Suzuki et al. studied how PTEN influences the regulation of B-lymphocytes in B-cell-specific PTEN-mutated mice [21]. Murine PTEN-deficient B cells were resistant to apoptotic and migratory stimuli and demonstrated defective immunoglobulin class switching, emphasizing a role for PTEN in the regulation of B cells [21]. Furthermore, mice with T-cell-specific deficiency in PTEN have dysregulated thymic T-cell proliferation and excessive T-cell activation, which contributed to not only the development of tumors, but also autoimmunity in this animal model [22]. PTEN is also a negative regulator of cytolytic function in NK-cells. A study of PTEN expression and its function in human and murine NK-cells demonstrated that immature NK-cells with low cytolytic activity have higher PTEN expression than mature NK-cells and that a decrease in PTEN activity causes an increase in cytolytic NK-cell function [23]. Since dominant gain-of-function mutations in PIK3CD cause humoral immunodeficiency, lymphopenia, recurrent URTI, and lymphoid hyperplasia [24, 25], and PTEN regulates PI3K [26], it has been suggested that heterozygous mutation of PTEN results in immune dysregulation which shares some features of PI3Kδ immunodeficiency. This latter syndrome is characterized by increased catalytic function of PI3Kδ that induces a primary immunodeficiency, with similar albeit more severe clinical presentation than the immunodeficiency described in CS [27].

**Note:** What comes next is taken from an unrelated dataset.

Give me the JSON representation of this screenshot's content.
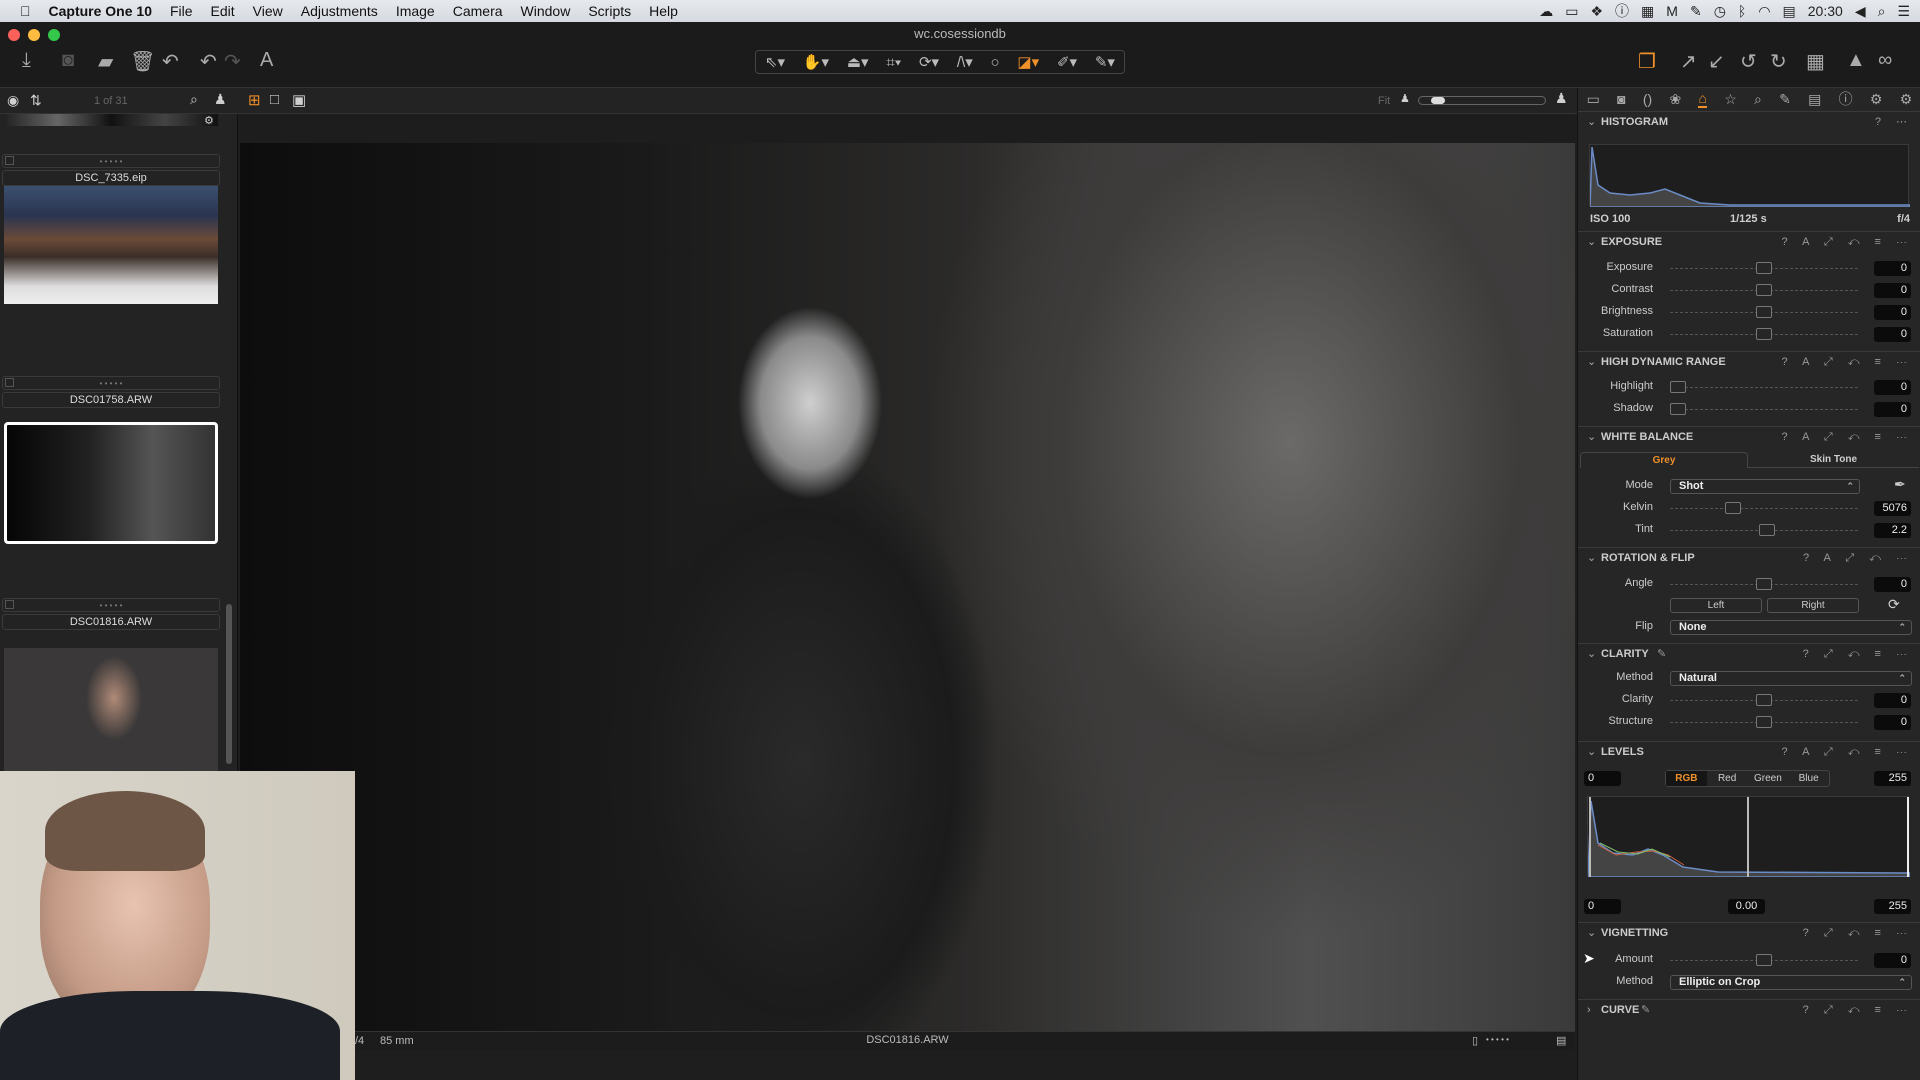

There are limited reports of autoimmunity in CS; Heindl et al. described a series of 34 patients with PTEN mutations with miscellaneous autoimmune or immune-dysregulatory manifestations including gastrointestinal lymphoid hyperplasia, hyperplastic tonsils (reminiscent of our case), thymus hyperplasia, lymphocytic thyroiditis, autoimmune haemolytic anaemia, and colitis [20]. To the best of our knowledge, our case is the first report of possible PHTS with vasculitis, investigation of which ultimately led to the correct molecular diagnosis. Thus far, tonsillectomy has been a successful treatment for our patient, by reducing severity and frequency of URTI and resulting in complete resolution of the cutaneous vasculitis; however the diagnosis of PHTS has important lifetime consequences due to an increased lifetime cancer risk, irrespective of minor autoimmune sequelae. Thus lifelong surveillance for cancer is mandatory. Tan et al. suggest that paediatric patients with PTEN mutations under 18 years of age should undergo annual targeted history and physical examinations from diagnosis, including baseline thyroid examinations with ultrasound, and additional bespoke cancer screening programmes for males and females into adulthood [10].

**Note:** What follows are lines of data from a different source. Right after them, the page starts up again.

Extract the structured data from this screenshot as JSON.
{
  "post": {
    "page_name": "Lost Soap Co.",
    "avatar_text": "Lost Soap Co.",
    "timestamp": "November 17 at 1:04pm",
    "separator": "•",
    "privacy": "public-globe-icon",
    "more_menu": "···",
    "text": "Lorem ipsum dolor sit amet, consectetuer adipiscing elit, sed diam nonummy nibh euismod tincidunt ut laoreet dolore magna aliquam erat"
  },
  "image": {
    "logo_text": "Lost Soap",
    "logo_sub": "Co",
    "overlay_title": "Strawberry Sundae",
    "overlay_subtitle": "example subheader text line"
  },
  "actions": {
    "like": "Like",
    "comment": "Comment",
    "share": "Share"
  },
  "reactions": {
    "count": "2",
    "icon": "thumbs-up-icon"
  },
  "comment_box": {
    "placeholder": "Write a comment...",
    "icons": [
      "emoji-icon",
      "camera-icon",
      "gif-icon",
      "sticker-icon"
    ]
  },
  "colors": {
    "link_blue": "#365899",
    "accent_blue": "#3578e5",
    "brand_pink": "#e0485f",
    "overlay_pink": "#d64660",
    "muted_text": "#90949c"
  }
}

In conclusion, this case report emphasizes the diagnostic utility of NGS, which resulted in the diagnosis of PHTS caused by sporadic heterozygous mutation in PTEN, providing a unifying molecular cause to explain seemingly unrelated and diverse clinical features. The immunological features of CS and other PTEN related diseases (immunodeficiency +/− autoimmunity) may be the initial presenting feature in young children, as illustrated by our patient. While the cutaneous vasculitis we observed has a seemingly benign prognosis (thus far), PHTS carries an increased lifetime risk of malignancy, and thus timely diagnosis is essential to institute lifelong cancer surveillance [28]. We acknowledge that this case does not prove a causal relationship of this PTEN variant and reactive vasculitis but does emphasize an emerging hypothesis regarding a possible link between PTEN and immune dysregulation worthy of future study.

Informed consent was obtained from the patient’s parents.

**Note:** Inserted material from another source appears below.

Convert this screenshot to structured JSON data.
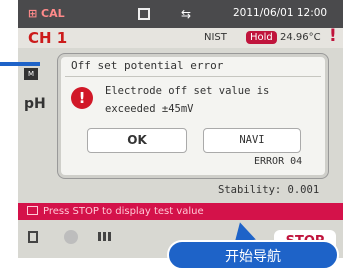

Conflicts of Interest

The authors declare no conflicts of interest.

Authors’ Contributions

Dr. Angela Mauro drafted the manuscript and approved the final manuscript as submitted. Dr. Ebun Omoyinmi carried out the analyses, reviewed and revised the manuscript, and approved the final manuscript as submitted. Dr. Neil James Sebire, Dr. Angela Barnicoat, and Professor Paul Brogan critically reviewed the manuscript and approved the final manuscript as submitted.